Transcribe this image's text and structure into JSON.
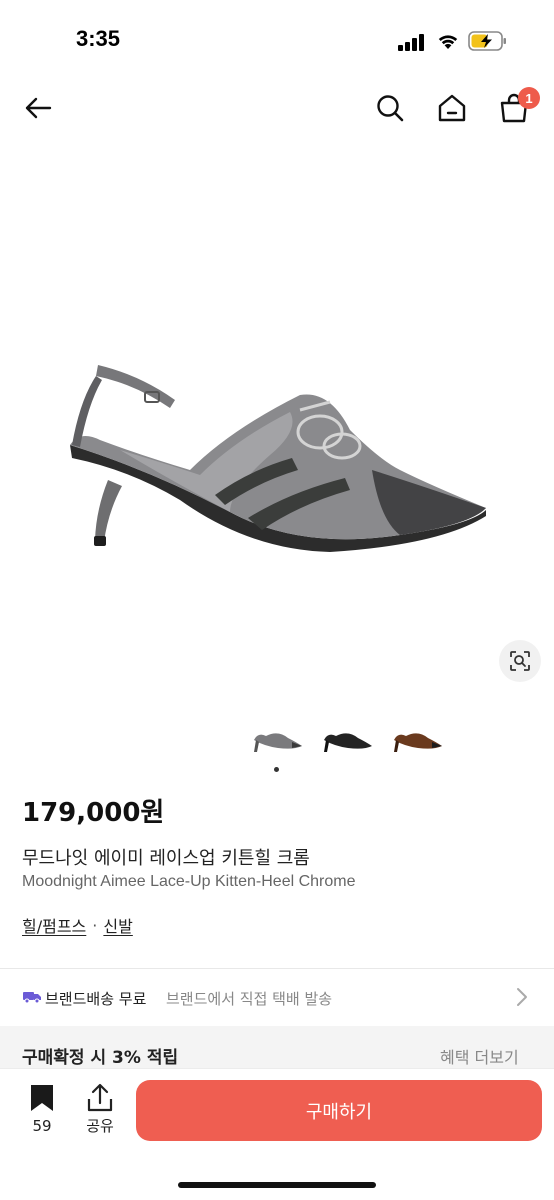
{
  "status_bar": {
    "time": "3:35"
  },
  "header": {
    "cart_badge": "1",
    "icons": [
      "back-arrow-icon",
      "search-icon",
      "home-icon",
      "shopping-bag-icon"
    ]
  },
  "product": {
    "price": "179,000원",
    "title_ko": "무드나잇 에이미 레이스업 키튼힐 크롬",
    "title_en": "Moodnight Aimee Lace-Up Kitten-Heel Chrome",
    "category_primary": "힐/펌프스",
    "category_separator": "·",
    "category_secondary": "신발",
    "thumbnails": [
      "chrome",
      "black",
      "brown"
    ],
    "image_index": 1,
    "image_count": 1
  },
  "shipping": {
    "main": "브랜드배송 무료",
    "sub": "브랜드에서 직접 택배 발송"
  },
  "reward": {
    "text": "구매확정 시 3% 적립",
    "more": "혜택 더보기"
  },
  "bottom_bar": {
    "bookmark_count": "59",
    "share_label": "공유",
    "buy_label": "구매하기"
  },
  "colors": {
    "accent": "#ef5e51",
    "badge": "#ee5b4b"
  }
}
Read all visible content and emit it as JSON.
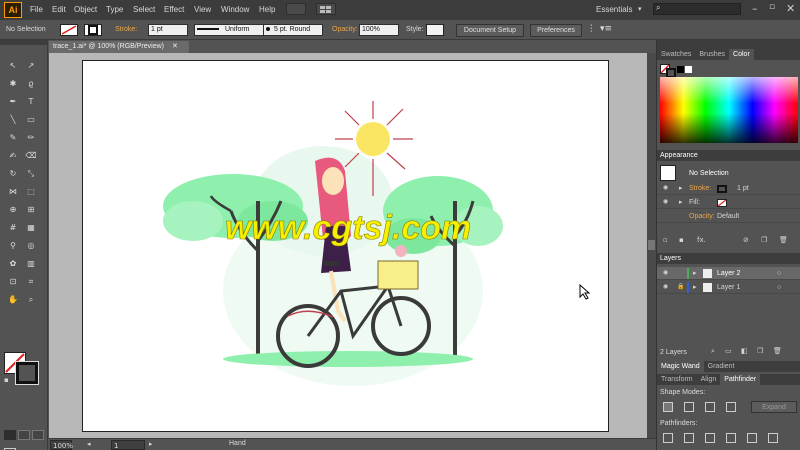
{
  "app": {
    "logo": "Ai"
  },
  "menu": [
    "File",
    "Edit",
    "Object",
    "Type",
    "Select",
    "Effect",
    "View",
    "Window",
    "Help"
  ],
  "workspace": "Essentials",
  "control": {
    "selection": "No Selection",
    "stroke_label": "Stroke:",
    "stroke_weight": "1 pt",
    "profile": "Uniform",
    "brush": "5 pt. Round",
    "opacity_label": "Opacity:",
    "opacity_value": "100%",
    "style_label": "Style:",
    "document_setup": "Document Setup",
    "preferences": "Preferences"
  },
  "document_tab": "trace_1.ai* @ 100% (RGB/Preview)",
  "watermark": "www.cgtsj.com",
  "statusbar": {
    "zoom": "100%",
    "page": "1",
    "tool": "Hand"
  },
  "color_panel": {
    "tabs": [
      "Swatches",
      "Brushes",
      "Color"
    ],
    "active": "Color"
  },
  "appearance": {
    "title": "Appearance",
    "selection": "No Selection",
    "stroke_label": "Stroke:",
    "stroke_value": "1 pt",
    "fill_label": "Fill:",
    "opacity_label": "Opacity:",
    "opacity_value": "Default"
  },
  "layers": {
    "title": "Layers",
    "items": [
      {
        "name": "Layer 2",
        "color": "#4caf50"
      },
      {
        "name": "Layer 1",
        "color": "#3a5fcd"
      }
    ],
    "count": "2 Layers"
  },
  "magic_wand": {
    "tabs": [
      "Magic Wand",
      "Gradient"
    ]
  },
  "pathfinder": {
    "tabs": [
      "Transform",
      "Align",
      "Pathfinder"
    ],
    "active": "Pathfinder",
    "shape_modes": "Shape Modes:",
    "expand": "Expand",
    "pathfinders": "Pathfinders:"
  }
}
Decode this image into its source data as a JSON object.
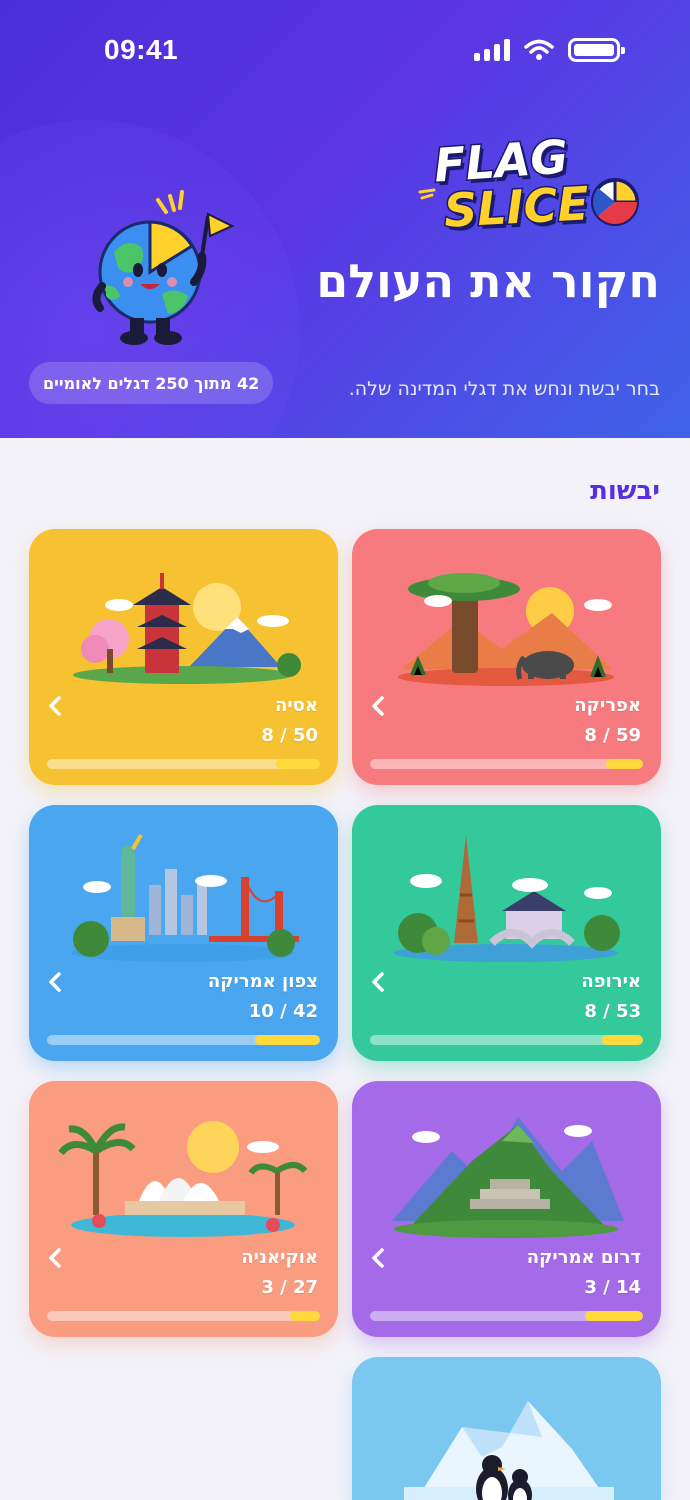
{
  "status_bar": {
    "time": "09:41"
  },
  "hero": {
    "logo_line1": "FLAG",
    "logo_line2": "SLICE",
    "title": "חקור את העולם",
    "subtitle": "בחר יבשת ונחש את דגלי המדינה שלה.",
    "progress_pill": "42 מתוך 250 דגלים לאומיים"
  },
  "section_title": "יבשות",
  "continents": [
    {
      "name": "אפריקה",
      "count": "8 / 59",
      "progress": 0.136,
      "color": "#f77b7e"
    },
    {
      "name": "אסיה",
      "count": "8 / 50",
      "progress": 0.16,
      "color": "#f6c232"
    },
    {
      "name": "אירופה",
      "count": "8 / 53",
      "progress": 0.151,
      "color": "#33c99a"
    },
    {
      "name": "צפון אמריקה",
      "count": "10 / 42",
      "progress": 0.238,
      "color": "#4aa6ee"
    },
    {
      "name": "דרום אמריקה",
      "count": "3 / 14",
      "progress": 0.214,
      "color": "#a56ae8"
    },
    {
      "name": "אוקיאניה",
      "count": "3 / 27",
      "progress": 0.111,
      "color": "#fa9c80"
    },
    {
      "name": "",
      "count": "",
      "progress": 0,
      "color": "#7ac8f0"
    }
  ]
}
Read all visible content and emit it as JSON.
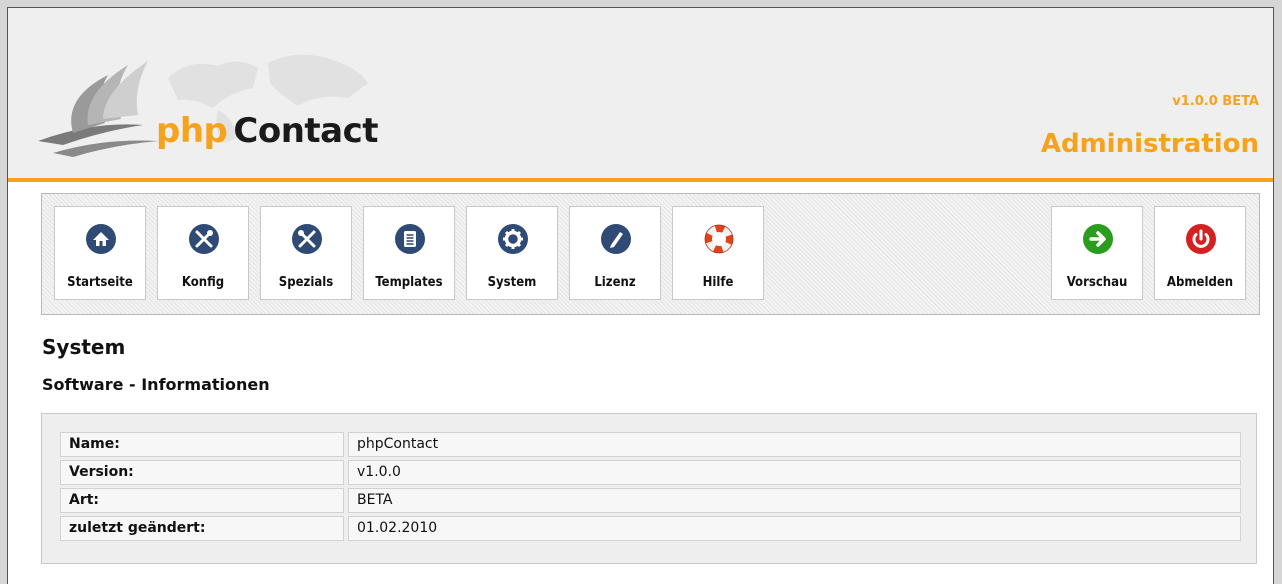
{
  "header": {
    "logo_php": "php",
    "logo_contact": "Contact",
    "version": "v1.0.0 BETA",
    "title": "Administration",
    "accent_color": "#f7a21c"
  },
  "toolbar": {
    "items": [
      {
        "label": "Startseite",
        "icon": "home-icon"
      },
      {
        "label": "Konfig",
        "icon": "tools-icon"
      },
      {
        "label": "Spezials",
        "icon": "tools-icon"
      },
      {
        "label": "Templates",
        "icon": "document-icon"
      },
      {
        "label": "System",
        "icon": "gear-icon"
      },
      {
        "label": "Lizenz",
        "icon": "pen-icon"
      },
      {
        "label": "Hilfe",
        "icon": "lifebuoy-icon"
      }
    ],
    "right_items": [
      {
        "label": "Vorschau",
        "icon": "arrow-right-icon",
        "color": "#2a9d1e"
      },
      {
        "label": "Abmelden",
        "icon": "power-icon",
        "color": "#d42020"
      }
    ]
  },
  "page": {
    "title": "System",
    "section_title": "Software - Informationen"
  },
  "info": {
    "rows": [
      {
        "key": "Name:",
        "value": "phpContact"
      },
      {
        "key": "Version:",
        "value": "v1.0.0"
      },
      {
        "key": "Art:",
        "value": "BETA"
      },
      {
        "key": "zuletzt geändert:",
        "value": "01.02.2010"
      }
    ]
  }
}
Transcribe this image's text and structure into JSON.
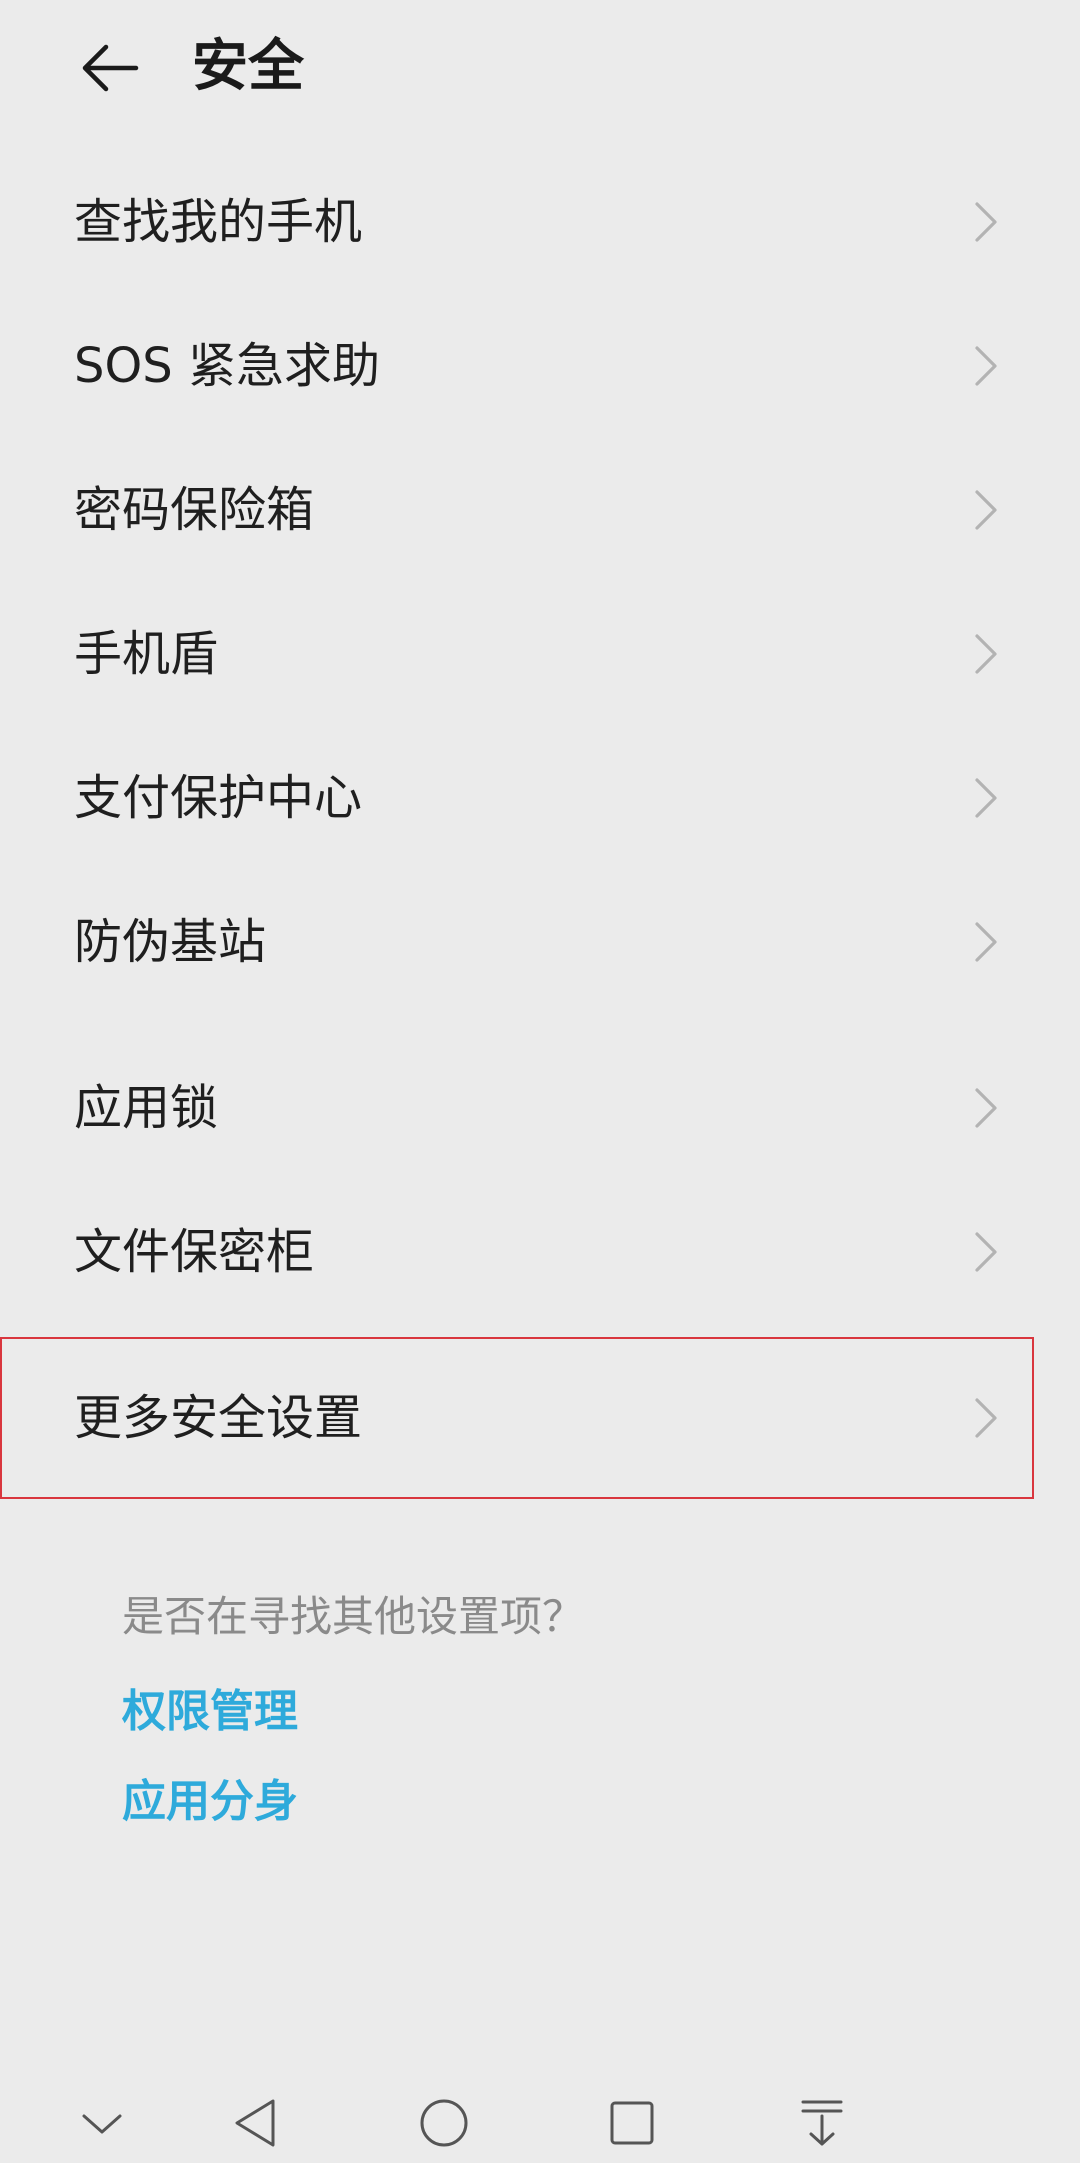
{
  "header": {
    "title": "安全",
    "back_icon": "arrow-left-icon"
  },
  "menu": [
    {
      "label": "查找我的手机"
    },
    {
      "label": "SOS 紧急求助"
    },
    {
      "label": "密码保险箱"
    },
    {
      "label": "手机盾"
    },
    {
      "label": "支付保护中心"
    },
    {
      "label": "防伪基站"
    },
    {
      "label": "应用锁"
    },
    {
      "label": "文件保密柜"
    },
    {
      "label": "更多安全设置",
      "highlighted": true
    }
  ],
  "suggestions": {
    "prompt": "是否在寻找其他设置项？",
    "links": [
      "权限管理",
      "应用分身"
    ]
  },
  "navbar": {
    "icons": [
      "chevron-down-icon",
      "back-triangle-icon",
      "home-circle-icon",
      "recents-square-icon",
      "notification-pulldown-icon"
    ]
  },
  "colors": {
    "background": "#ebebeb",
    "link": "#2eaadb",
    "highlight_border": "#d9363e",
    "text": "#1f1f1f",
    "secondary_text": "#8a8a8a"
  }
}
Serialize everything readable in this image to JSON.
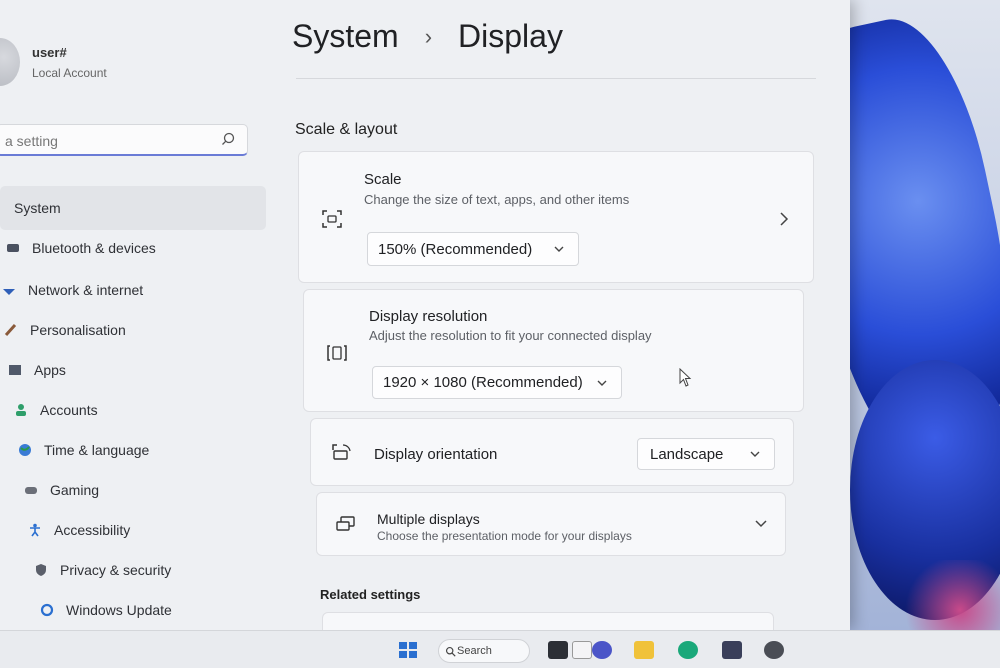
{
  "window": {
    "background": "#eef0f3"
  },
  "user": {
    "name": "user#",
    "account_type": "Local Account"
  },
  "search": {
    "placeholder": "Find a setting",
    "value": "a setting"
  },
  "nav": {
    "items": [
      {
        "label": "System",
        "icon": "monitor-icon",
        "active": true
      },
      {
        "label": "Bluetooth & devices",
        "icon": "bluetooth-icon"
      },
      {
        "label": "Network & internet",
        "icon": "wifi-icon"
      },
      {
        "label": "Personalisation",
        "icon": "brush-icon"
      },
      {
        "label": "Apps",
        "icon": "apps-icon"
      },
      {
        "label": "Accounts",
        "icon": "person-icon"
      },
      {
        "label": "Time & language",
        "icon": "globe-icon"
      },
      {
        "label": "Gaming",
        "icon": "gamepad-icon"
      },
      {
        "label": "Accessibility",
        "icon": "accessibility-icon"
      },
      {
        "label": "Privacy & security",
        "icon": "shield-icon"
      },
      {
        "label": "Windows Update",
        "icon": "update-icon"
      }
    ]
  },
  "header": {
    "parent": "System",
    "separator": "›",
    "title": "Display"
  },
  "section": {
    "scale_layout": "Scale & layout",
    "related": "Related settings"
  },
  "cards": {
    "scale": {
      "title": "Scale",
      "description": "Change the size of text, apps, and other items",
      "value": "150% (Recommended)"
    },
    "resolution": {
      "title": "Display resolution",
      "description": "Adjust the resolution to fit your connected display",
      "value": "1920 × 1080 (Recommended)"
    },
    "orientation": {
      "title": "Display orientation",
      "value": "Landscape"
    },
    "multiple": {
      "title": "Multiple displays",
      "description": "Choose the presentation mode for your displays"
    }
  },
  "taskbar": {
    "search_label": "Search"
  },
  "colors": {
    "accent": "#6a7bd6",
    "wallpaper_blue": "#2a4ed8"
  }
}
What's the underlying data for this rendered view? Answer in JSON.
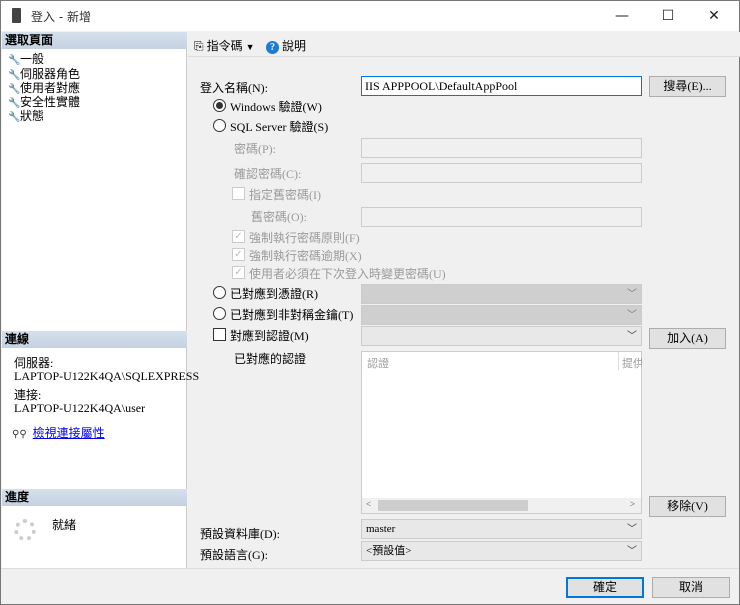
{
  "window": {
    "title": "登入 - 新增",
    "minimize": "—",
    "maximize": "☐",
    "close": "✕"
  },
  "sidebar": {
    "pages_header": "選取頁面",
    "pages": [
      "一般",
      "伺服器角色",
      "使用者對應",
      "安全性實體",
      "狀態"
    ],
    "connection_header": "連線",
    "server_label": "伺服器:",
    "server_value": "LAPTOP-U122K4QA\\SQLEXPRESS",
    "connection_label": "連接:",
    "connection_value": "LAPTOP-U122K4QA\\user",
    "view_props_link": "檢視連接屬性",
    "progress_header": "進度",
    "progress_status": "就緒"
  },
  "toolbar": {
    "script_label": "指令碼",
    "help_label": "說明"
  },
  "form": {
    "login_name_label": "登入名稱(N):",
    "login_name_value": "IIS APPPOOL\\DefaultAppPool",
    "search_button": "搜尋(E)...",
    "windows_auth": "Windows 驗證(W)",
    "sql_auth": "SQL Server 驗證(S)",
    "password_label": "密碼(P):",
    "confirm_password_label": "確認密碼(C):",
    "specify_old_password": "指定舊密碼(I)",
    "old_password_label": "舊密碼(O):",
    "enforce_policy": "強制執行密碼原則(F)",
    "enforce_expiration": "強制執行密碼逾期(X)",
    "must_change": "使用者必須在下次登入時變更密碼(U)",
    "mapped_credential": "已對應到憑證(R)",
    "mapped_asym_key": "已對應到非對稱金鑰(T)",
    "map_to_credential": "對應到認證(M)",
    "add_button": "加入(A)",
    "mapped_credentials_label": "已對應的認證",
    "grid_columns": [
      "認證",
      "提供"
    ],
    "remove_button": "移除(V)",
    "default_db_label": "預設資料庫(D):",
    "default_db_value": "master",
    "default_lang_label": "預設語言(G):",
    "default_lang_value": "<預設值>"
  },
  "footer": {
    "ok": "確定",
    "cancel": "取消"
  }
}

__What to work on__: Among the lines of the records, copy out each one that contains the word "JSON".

__Finished task__:
Transcribe this image's text and structure into JSON.
Read all visible content and emit it as JSON.
Decode this image into its source data as a JSON object.
Read all visible content and emit it as JSON.
Transcribe this image's text and structure into JSON.
Serialize everything readable in this image to JSON.
What's the underlying data for this rendered view? Answer in JSON.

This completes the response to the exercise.